So what do you think? Was Stout playing games here? Any suggestions who that character might be? Despite the fact that Mr. Gaston refuses to accept the perfectly obvious truth that the characters of Wolfe and Archie were inspired by Jeeves and Wooster (Stout waved a big red flag with the names Bertie Wooster and Archie Goodwin), his Wolfean instincts are otherwise good.

1992 - still missing Ch. 17

CHAPTER 17

    One morning the following week Wolfe entered the office at eleven o'clock, got seated at his desk, removed the paperweight from the little stack of morning mail, and took a look.
     One of the office rules is that he is to see all incoming checks, whatever the source, before I stamp the endorsement on them and take them to the bank. That morning there were two. The first one was from a client for whom a confidential errand had been performed two months back. Wolfe put it aside, picked up the second one, frowned at it and then at me, and demanded, “What the devil is this?"
     "You have instructed me," I replied, "never to reply to a rhetorical question, but since it's you who ask it, that is my personal check on the Metropolitan Trust Company, dated today, to your order, for sixteen hundred twenty-four dollars and thirty-seven cents. Do you want me to go further?"
     "Yes."
     "You told them that day in the DA's office that I was your client, and I know what you invariably do to clients when you get their job done, especially if you provide fireworks. I have waited ten days for you to soak me, but you have not given me a bill or told me to make one out. With my fingers crossed, which was an ordeal on account of my sore knuckles, I have made out that check for the amount of the expenses you incurred, and there it is."
     He grunted. "Do you remember what I said to Miss Eads about my self-esteem?"
     "I do. I remember everything."
     "Very well, I still have it. It's a costly indulgence, but I choose to keep it." He took the check, with thumbs and forefingers at the middle of its top edge, tore it across, put the halves together and tore again, swiveled, and drop shreds into his wastebasket.
     "Gee, that's wonderful," I said gratefully. "I appreciate that warmly. And knowing how much you value your self-esteem, I want to do all in my power to help you keep it. I myself spent close to two hundred bucks that week—taxis, phone calls, meals for myself and others, incidentals. I haven’t put in an expense account for it, but now I will, since you feel so strongly—"
     "You will not!" he roared. "Not a cent!"
     "Okay." I waved it away. "It's your self-esteem, not mine.”
     He’s a hard guy to please.

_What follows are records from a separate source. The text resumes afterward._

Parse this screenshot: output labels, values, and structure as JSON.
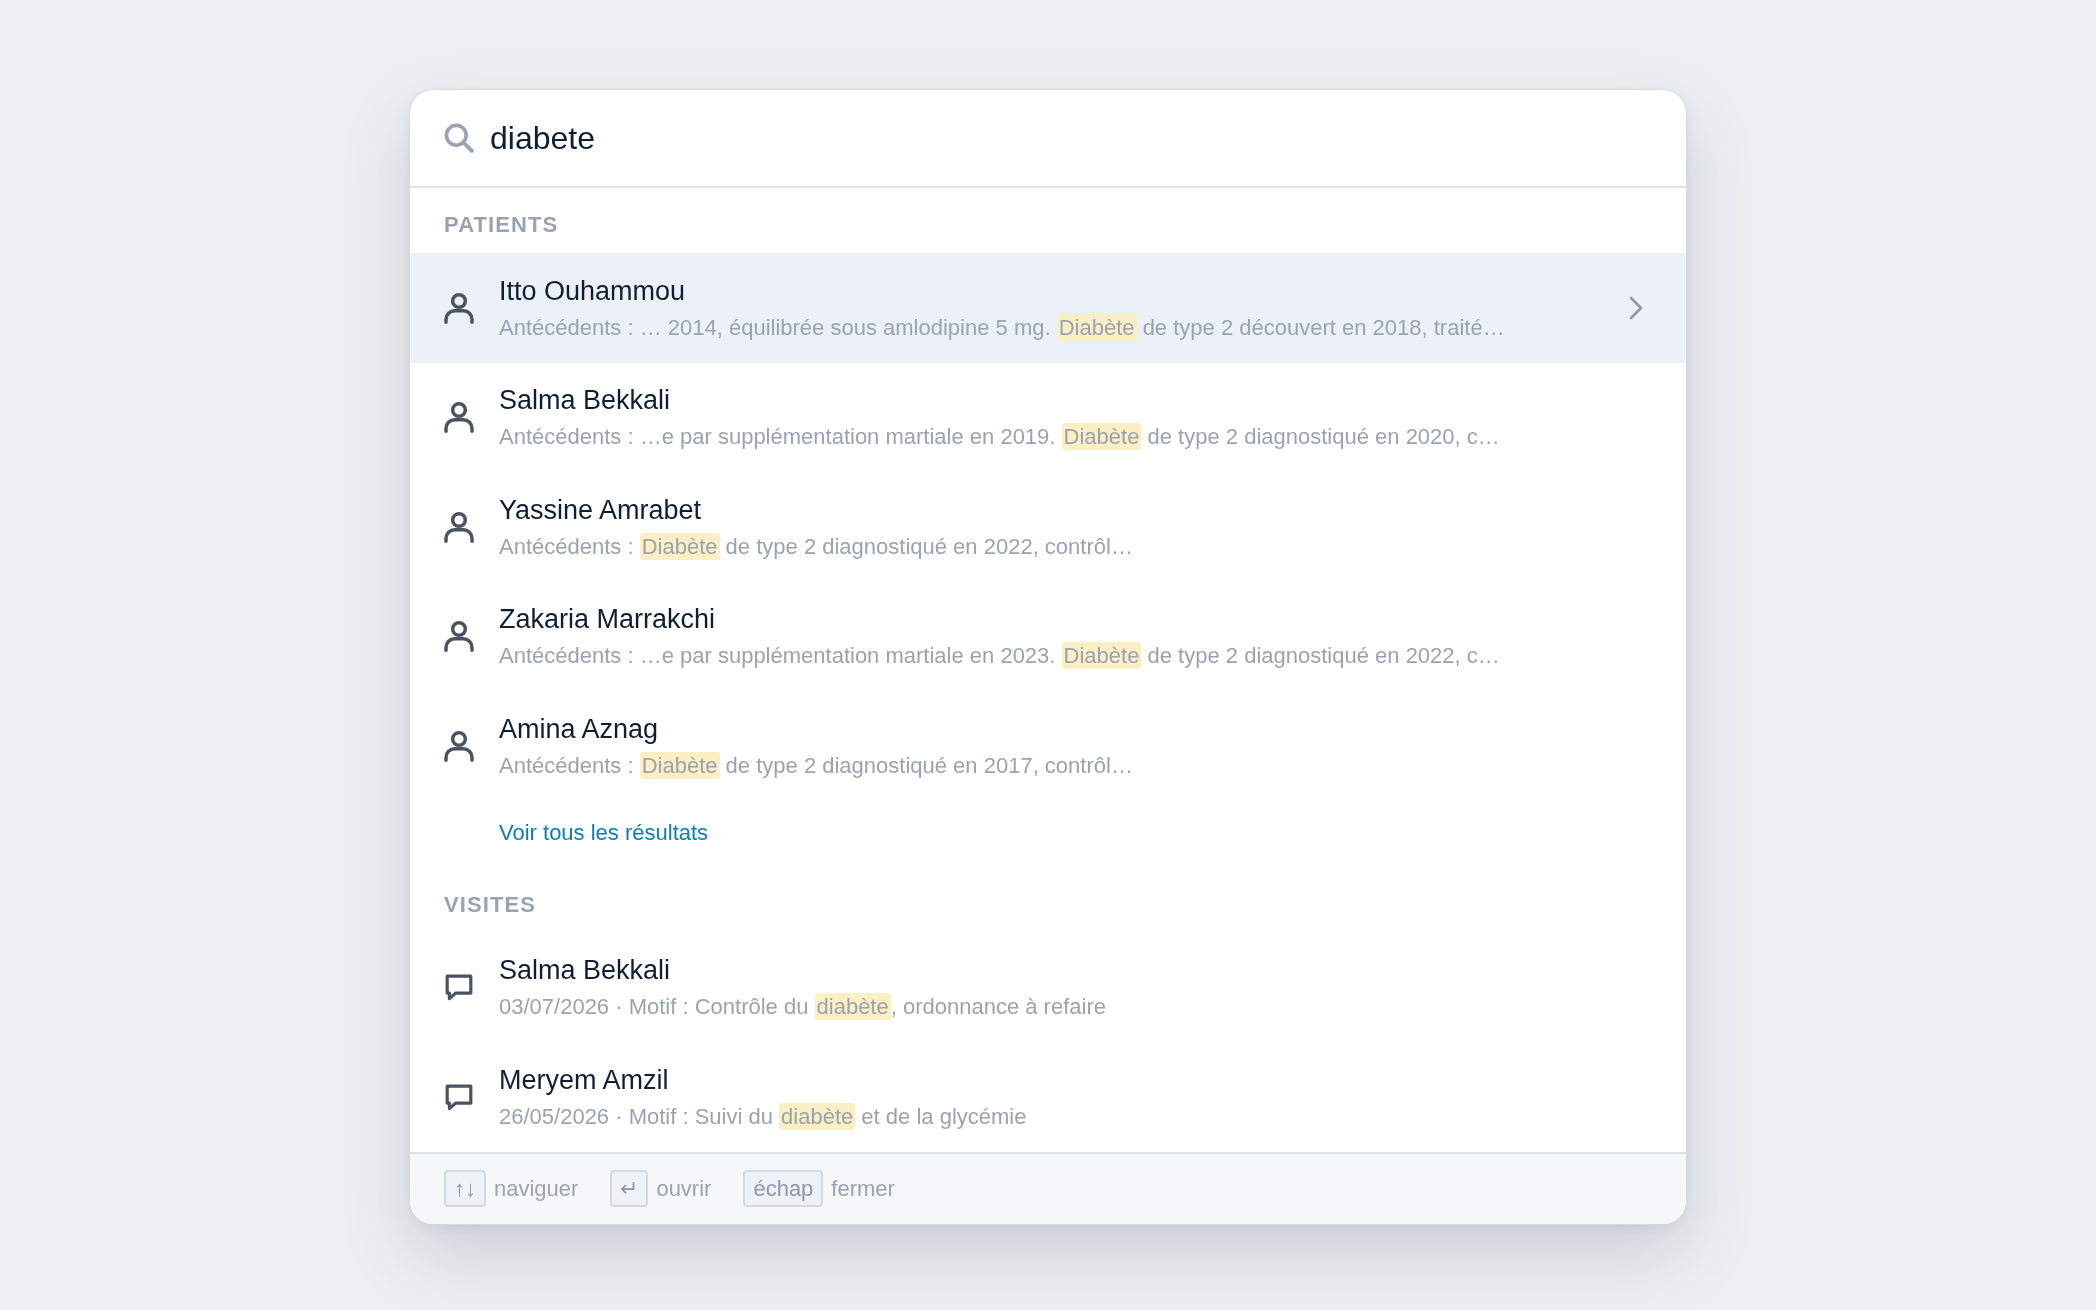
{
  "search": {
    "value": "diabete"
  },
  "sections": [
    {
      "title": "PATIENTS",
      "kind": "patient",
      "items": [
        {
          "name": "Itto Ouhammou",
          "selected": true,
          "snippet": {
            "before": "Antécédents : … 2014, équilibrée sous amlodipine 5 mg. ",
            "match": "Diabète",
            "after": " de type 2 découvert en 2018, traité…"
          }
        },
        {
          "name": "Salma Bekkali",
          "selected": false,
          "snippet": {
            "before": "Antécédents : …e par supplémentation martiale en 2019. ",
            "match": "Diabète",
            "after": " de type 2 diagnostiqué en 2020, c…"
          }
        },
        {
          "name": "Yassine Amrabet",
          "selected": false,
          "snippet": {
            "before": "Antécédents : ",
            "match": "Diabète",
            "after": " de type 2 diagnostiqué en 2022, contrôl…"
          }
        },
        {
          "name": "Zakaria Marrakchi",
          "selected": false,
          "snippet": {
            "before": "Antécédents : …e par supplémentation martiale en 2023. ",
            "match": "Diabète",
            "after": " de type 2 diagnostiqué en 2022, c…"
          }
        },
        {
          "name": "Amina Aznag",
          "selected": false,
          "snippet": {
            "before": "Antécédents : ",
            "match": "Diabète",
            "after": " de type 2 diagnostiqué en 2017, contrôl…"
          }
        }
      ],
      "more_link": "Voir tous les résultats"
    },
    {
      "title": "VISITES",
      "kind": "visit",
      "items": [
        {
          "name": "Salma Bekkali",
          "selected": false,
          "snippet": {
            "before": "03/07/2026 · Motif : Contrôle du ",
            "match": "diabète",
            "after": ", ordonnance à refaire"
          }
        },
        {
          "name": "Meryem Amzil",
          "selected": false,
          "snippet": {
            "before": "26/05/2026 · Motif : Suivi du ",
            "match": "diabète",
            "after": " et de la glycémie"
          }
        }
      ]
    }
  ],
  "shortcuts": [
    {
      "key": "↑↓",
      "label": "naviguer"
    },
    {
      "key": "↵",
      "label": "ouvrir"
    },
    {
      "key": "échap",
      "label": "fermer"
    }
  ]
}
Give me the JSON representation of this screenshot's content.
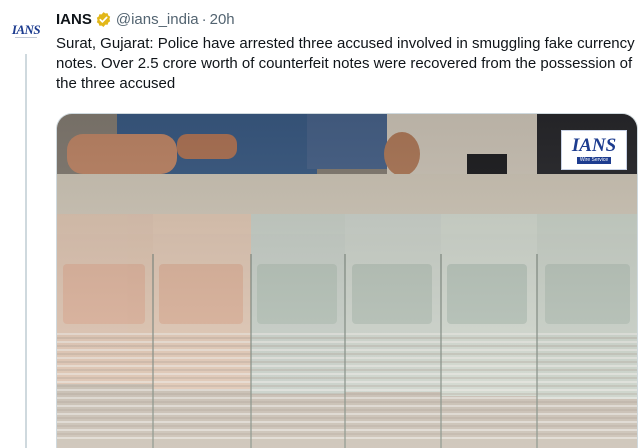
{
  "tweet": {
    "author_name": "IANS",
    "handle": "@ians_india",
    "separator": "·",
    "time": "20h",
    "text": "Surat, Gujarat: Police have arrested three accused involved in smuggling fake currency notes. Over 2.5 crore worth of counterfeit notes were recovered from the possession of the three accused",
    "verified_badge_color": "#e2b719",
    "avatar_logo_text": "IANS"
  },
  "media": {
    "watermark_logo": "IANS",
    "watermark_sub": "Wire Service",
    "accent": "#1d3c8f"
  }
}
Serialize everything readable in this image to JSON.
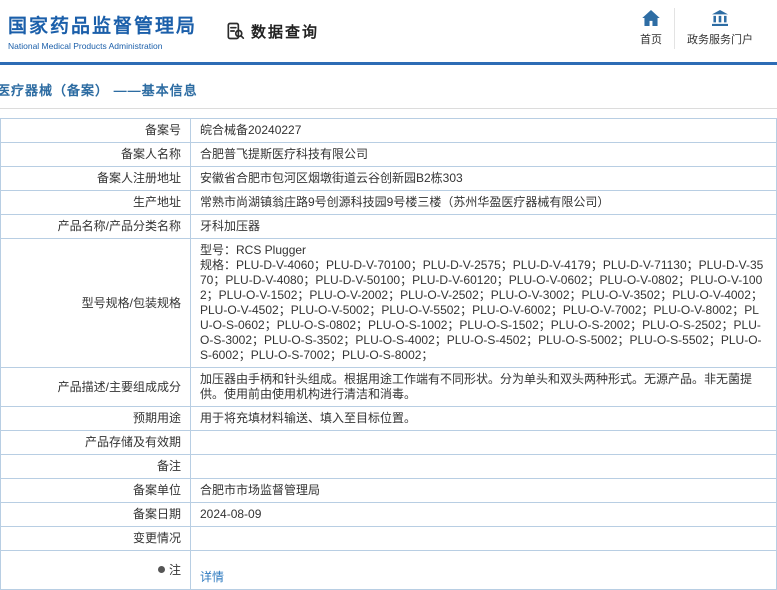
{
  "header": {
    "logo": {
      "title": "国家药品监督管理局",
      "subtitle": "National Medical Products Administration"
    },
    "section": {
      "title": "数据查询",
      "icon": "data-query-icon"
    },
    "nav": [
      {
        "label": "首页",
        "icon": "home-icon"
      },
      {
        "label": "政务服务门户",
        "icon": "building-icon"
      }
    ]
  },
  "page": {
    "title": "医疗器械（备案） ——基本信息"
  },
  "colors": {
    "brand_blue": "#1b5faa",
    "divider_blue": "#2d6cb5",
    "title_blue": "#2d6ca2",
    "table_border": "#b8cee3",
    "link_blue": "#2f7bc0"
  },
  "table": {
    "rows": [
      {
        "label": "备案号",
        "value": "皖合械备20240227"
      },
      {
        "label": "备案人名称",
        "value": "合肥普飞提斯医疗科技有限公司"
      },
      {
        "label": "备案人注册地址",
        "value": "安徽省合肥市包河区烟墩街道云谷创新园B2栋303"
      },
      {
        "label": "生产地址",
        "value": "常熟市尚湖镇翁庄路9号创源科技园9号楼三楼（苏州华盈医疗器械有限公司）"
      },
      {
        "label": "产品名称/产品分类名称",
        "value": "牙科加压器"
      },
      {
        "label": "型号规格/包装规格",
        "value": "型号：RCS Plugger\n规格：PLU-D-V-4060；PLU-D-V-70100；PLU-D-V-2575；PLU-D-V-4179；PLU-D-V-71130；PLU-D-V-3570；PLU-D-V-4080；PLU-D-V-50100；PLU-D-V-60120；PLU-O-V-0602；PLU-O-V-0802；PLU-O-V-1002；PLU-O-V-1502；PLU-O-V-2002；PLU-O-V-2502；PLU-O-V-3002；PLU-O-V-3502；PLU-O-V-4002；PLU-O-V-4502；PLU-O-V-5002；PLU-O-V-5502；PLU-O-V-6002；PLU-O-V-7002；PLU-O-V-8002；PLU-O-S-0602；PLU-O-S-0802；PLU-O-S-1002；PLU-O-S-1502；PLU-O-S-2002；PLU-O-S-2502；PLU-O-S-3002；PLU-O-S-3502；PLU-O-S-4002；PLU-O-S-4502；PLU-O-S-5002；PLU-O-S-5502；PLU-O-S-6002；PLU-O-S-7002；PLU-O-S-8002；"
      },
      {
        "label": "产品描述/主要组成成分",
        "value": "加压器由手柄和针头组成。根据用途工作端有不同形状。分为单头和双头两种形式。无源产品。非无菌提供。使用前由使用机构进行清洁和消毒。"
      },
      {
        "label": "预期用途",
        "value": "用于将充填材料输送、填入至目标位置。"
      },
      {
        "label": "产品存储及有效期",
        "value": ""
      },
      {
        "label": "备注",
        "value": ""
      },
      {
        "label": "备案单位",
        "value": "合肥市市场监督管理局"
      },
      {
        "label": "备案日期",
        "value": "2024-08-09"
      },
      {
        "label": "变更情况",
        "value": ""
      },
      {
        "label": "注",
        "value": "详情",
        "icon": "bullet-icon"
      }
    ]
  }
}
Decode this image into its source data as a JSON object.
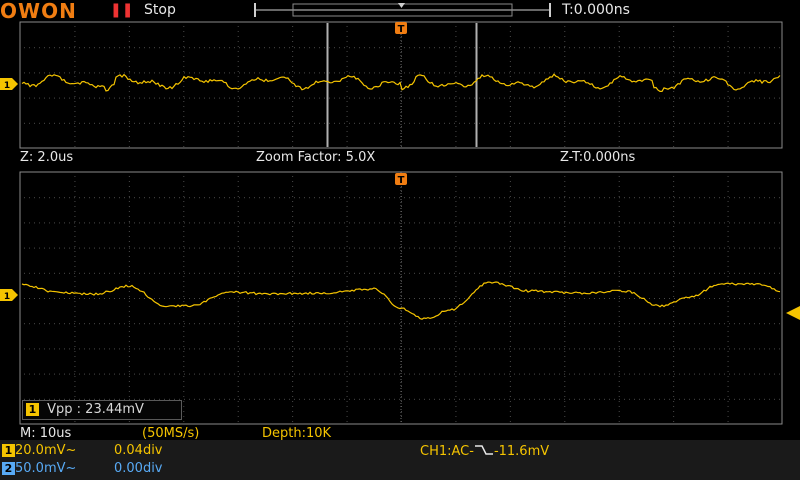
{
  "header": {
    "logo": "OWON",
    "run_state_icon": "pause-bars-icon",
    "status": "Stop",
    "trigger_time": "T:0.000ns"
  },
  "zoom_bar": {
    "zoom_time": "Z: 2.0us",
    "zoom_factor": "Zoom Factor: 5.0X",
    "zoom_trigger_time": "Z-T:0.000ns"
  },
  "markers": {
    "trigger_marker": "T",
    "channel_marker": "1"
  },
  "measurement": {
    "channel": "1",
    "text": "Vpp : 23.44mV"
  },
  "timebase": {
    "main": "M: 10us",
    "sample_rate": "(50MS/s)",
    "depth": "Depth:10K"
  },
  "channels": [
    {
      "id": "1",
      "scale": "20.0mV~",
      "offset": "0.04div",
      "color": "#f5c400"
    },
    {
      "id": "2",
      "scale": "50.0mV~",
      "offset": "0.00div",
      "color": "#58aaf5"
    }
  ],
  "trigger": {
    "source_coupling": "CH1:AC-",
    "edge_icon": "falling-edge-icon",
    "level": "-11.6mV"
  },
  "colors": {
    "brand": "#f07d12",
    "ch1": "#f5c400",
    "ch2": "#58aaf5",
    "grid": "#3c3c3c"
  }
}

1955 - backside of the first paperback

8 comments:

Mathew Paust said...

Love that top cover. Another one I have to read!

Charles Gramlich said...

A weird little mystery. I have some Stout but am one of those folks who has never read him

Rick Robinson said...

My copy is one with the missing chapter. Who knew?

Evan Lewis said...

I'm betting Art knew, but he was laying back and smirking (in his merciless way) and waiting to see how long it took the rest of the world to catch up.

Yvette said...

I have one without the missing chapter. So thanks for including it on your post. :) PRISONER'S BASE is an odd book because it sort of makes it difficult to like Wolfe very much, considering how he behaves toward the prospective client at the beginning. I generally begin rereading it by ignoring the first chapter and jumping right into the aftermath of murder.

George said...

I think I own a hardcover edition of PRISONER'S BASE. I know I have at least one paperback edition with missing pages. I'll have to pick up an updated paperback version. Thanks for the heads up! I'm sure Art Scott knew all about this. But Steve Stilwell probably didn't.

TracyK said...

I have the 1969 edition with the skull. The skull is nice (I collect books with skulls or skeletons on the cover) but the condition of my copy is really bad. I don't know why I haven't picked up some other editions, since I have at least two and often more different editions of most Rex Stout novels. Thanks for including that last chapter, it is a nice little addition to the story.

Shay said...

I remember this chapter, so my copy must be one of the good ones.